The crowd on the day of Pentecost: “Parthians, Medes, Elamites; those who live in Mesopotamia, in Judea and Cappadocia, Pontus and Asia, Phrygia and Pamphylia, Egypt and the parts of Libya near Cyrene; visitors from Rome, both Jews and proselytes, Cretans and Arabs” (2:9-11). That’s just amazing! All sorts of people from all sorts of places. Very much like the U.S., today. Just thinking through this, the U.S. is made up of immigrants. Japan is almost wholly made up of people of direct Japanese descent. China is over 90% Han. Korea is Koreans. North Africa is Arab, though different Arab groups. Iran is Persian, with some Kurds thrown in in the north. And on and on. But the U.S. . . . well, it’s very much like the day of Pentecost and becoming more so by the day. What opportunities for the gospel! “The promise is for us, but it is also for these and many others who are far off, all whom the Lord will call” (2:39).

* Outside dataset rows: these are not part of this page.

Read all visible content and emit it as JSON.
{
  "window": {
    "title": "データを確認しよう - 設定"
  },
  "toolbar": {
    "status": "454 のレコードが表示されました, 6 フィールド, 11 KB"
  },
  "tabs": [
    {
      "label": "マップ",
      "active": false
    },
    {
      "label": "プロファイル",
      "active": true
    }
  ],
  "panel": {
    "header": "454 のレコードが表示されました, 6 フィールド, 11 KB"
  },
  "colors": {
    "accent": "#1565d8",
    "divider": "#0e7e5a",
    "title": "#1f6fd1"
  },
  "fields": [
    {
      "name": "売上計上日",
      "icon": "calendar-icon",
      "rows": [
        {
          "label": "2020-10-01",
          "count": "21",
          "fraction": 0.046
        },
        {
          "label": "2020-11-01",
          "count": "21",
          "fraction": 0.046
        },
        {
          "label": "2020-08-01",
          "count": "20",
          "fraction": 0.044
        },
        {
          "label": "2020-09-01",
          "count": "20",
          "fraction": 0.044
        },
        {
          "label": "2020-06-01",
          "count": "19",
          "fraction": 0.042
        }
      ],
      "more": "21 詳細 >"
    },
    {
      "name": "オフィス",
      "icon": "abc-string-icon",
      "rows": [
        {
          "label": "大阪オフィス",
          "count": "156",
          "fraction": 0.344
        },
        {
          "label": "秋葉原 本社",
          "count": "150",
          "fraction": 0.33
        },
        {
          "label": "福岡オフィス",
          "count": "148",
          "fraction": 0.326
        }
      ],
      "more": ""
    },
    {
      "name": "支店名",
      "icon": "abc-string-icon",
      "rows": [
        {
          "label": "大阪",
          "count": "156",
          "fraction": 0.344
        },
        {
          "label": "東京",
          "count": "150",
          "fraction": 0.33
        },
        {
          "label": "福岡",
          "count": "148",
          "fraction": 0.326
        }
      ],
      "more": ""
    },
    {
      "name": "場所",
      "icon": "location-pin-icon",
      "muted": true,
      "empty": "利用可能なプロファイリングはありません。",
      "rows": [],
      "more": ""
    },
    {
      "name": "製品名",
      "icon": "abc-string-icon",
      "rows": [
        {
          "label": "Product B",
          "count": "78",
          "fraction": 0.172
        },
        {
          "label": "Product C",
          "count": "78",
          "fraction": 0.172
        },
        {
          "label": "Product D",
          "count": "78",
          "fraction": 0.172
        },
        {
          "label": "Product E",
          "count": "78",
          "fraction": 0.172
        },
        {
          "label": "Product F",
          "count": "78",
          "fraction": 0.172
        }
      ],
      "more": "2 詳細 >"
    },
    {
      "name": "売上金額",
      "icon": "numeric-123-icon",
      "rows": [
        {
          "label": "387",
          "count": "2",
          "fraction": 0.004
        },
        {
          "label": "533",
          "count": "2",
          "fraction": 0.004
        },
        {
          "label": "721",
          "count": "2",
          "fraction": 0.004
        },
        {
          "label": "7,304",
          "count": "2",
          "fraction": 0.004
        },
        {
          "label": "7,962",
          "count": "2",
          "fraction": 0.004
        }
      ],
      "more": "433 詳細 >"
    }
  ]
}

Another thought: 4:28 – “And now, Lord, consider their threats, and grant that your slaves may speak Your message with complete boldness.” Peter and John had been arrested, required to answer questions, and had now been released. But Peter had already boldly proclaimed the gospel on the day of Pentecost. And before the rulers, elders, and scribes, along with the high priest and other priests, Peter was filled with the Holy Spirit and he ‘splained to them that the Jesus through whom healing had come to the lame beggar was “the stone rejected by you builders, which has become the cornerstone” (4:11). Wow, sounds pretty bold already. Just sayin’. Well, they did become even bolder! Their response to the Sanhedrin and the high priest? “We must obey God rather than men” (5:29).
Waft, waft, ye winds, His story,
And you, ye waters, roll,
Till, like a sea of glory,
It spreads from pole to pole:
Till o'er our ransomed nature
The Lamb for sinners slain,
Redeemer, King, Creator,
In bliss returns to reign. -- Reginald Heber (1819)